Anglo Saxons arrived at the British Isles in the 5th century and became the dominant power in England fairly quickly. They ruled over most of Britain for the next 6 centuries until they were ousted from power by the Normans in the 11th century. The military culture of the Anglo Saxons evolved from their Germanic origins and accepted influenced from the Celtic Britons.
A unique aspect of Anglo-Saxon warfare was that they used no cavalry in combat and fought on foot, even as late as the 11th century. In such situations, shields were the most vital part of Anglo Saxon armour and played a central role in battlefield combat.
Most Anglo Saxon shields were made from different types of wood, a material that was abundantly available in Britain. Ash, oak, maple, alder, willow and poplar wood were among the most commonly used types of wood in shield construction.
The basic design of an Anglo Saxon shield comprised of multiple wooden planks packed in a circular shape and held together using some adhesive material. In some cases, the wooden structure was then covered with an extra layer of leather to reinforce the shield and make it stronger. Richer Anglo-Saxons of the noble class would occasionally cover the wooden shield structure with a metal like bronze, making it a lot stronger.
In the absence of cavalry units, Anglo Saxon armies typically comprised of infantry-only troops. In the combat that ensued at battles involving these armies, Anglo Saxon shields played a central role.
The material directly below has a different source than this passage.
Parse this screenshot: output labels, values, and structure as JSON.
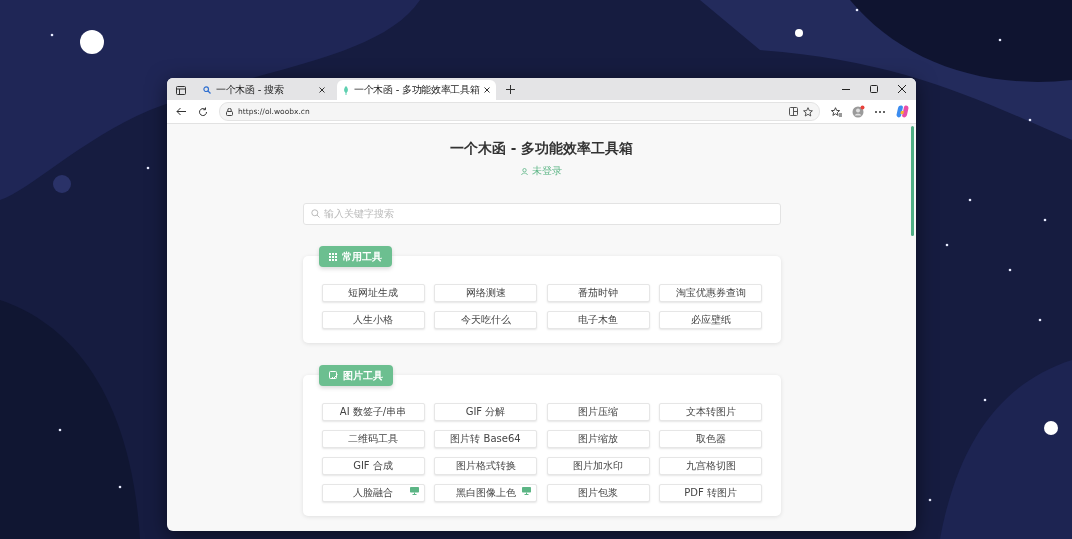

At the very beginning of the battle, both sides would draw themselves up into a defensive formation known shield wall.
As the name suggests, the shield wall comprised of Anglo Saxon warriors standing close to each other and holding their shields aloft in front so that they appeared like a continuous wall. The warriors would then throw their javelins from behind the shield wall and occasionally go beyond the wall for an open attack.
Later in the battle, shield walls on both sides typically inched closer until they crashed into each other and then it was a push-and-break contest between the two sides with spears used at close quarters.
Shields of many different sizes were used by the Anglo-Saxon although the shape of most of them was consistently circular. The shields ranged in diameter from 1 foot to 3 feet. It is probable that the smaller shields were used in skirmishes while larger shields were more effective during shield wall formations.
The thickness of the shields also ranged widely with most shields ranging in thickness between 5 mm and 13 mm. A notable feature of the design of Anglo-Saxon shields was a well-manufactured boss on the centre of the shield. The most common type of boss used on Anglo-Saxon shields was a carinated boss while a tall cone boss was also frequently used in early Anglo-Saxon shields. A piece of the shield was cut away at the position of the boss and the boss was then attached at the centre using multiple metal rivets.